◆ Aim of the task
Using the records below, filter for lines that contain the string "rotation" and copy them out.

:::::

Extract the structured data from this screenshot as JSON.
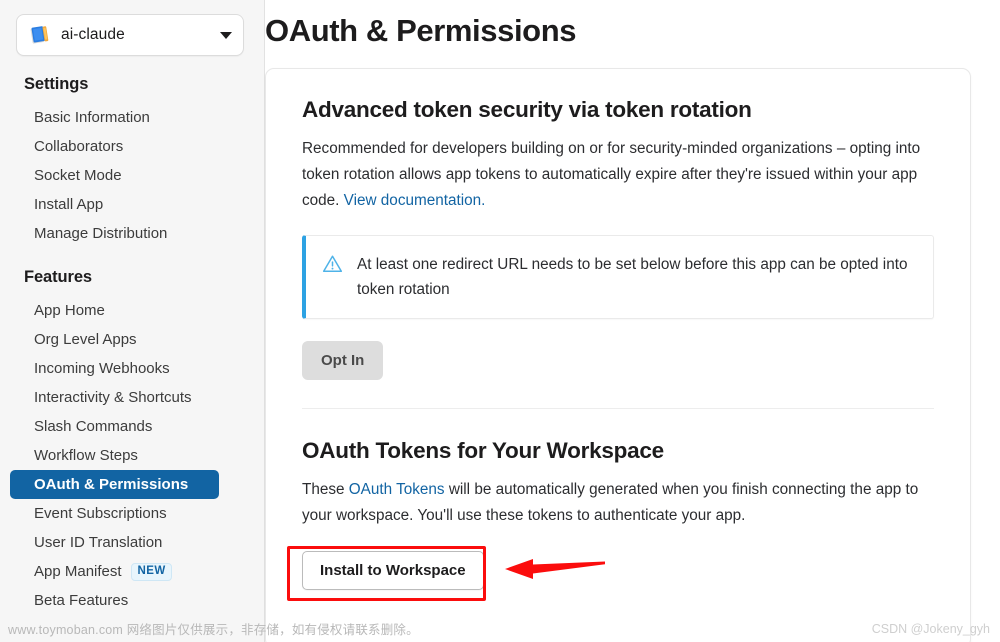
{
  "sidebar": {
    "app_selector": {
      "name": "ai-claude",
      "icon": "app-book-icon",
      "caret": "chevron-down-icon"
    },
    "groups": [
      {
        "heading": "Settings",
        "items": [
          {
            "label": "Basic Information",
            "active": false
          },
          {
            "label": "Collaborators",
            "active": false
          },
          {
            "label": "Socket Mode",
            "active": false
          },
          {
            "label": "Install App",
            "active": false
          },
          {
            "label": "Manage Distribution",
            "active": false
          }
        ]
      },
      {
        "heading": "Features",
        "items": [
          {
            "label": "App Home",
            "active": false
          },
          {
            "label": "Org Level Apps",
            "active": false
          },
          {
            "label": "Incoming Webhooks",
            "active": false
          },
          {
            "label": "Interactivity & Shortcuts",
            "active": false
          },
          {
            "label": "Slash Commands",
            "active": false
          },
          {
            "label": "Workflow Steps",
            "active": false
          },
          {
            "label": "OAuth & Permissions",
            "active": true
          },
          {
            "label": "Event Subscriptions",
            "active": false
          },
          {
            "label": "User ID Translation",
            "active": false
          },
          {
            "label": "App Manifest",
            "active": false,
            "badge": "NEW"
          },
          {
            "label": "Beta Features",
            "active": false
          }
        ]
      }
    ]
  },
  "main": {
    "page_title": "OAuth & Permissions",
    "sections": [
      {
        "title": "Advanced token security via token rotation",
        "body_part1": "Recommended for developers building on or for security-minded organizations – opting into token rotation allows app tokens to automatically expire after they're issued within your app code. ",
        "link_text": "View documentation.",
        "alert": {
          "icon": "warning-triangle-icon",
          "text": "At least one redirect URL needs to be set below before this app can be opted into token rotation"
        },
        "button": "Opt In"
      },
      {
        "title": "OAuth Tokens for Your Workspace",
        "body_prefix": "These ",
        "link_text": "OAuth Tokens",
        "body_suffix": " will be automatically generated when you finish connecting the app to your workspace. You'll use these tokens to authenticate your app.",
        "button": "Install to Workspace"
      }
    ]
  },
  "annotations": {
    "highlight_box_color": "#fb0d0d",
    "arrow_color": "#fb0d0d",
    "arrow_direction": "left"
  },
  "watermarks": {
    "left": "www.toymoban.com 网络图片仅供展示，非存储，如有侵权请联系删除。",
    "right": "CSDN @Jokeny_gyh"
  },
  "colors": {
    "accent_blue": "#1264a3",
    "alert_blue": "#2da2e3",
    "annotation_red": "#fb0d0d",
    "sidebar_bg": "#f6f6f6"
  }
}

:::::

◆ Solution
        "title": "Advanced token security via token rotation",
        "body_part1": "Recommended for developers building on or for security-minded organizations – opting into token rotation allows app tokens to automatically expire after they're issued within your app code. ",
          "text": "At least one redirect URL needs to be set below before this app can be opted into token rotation"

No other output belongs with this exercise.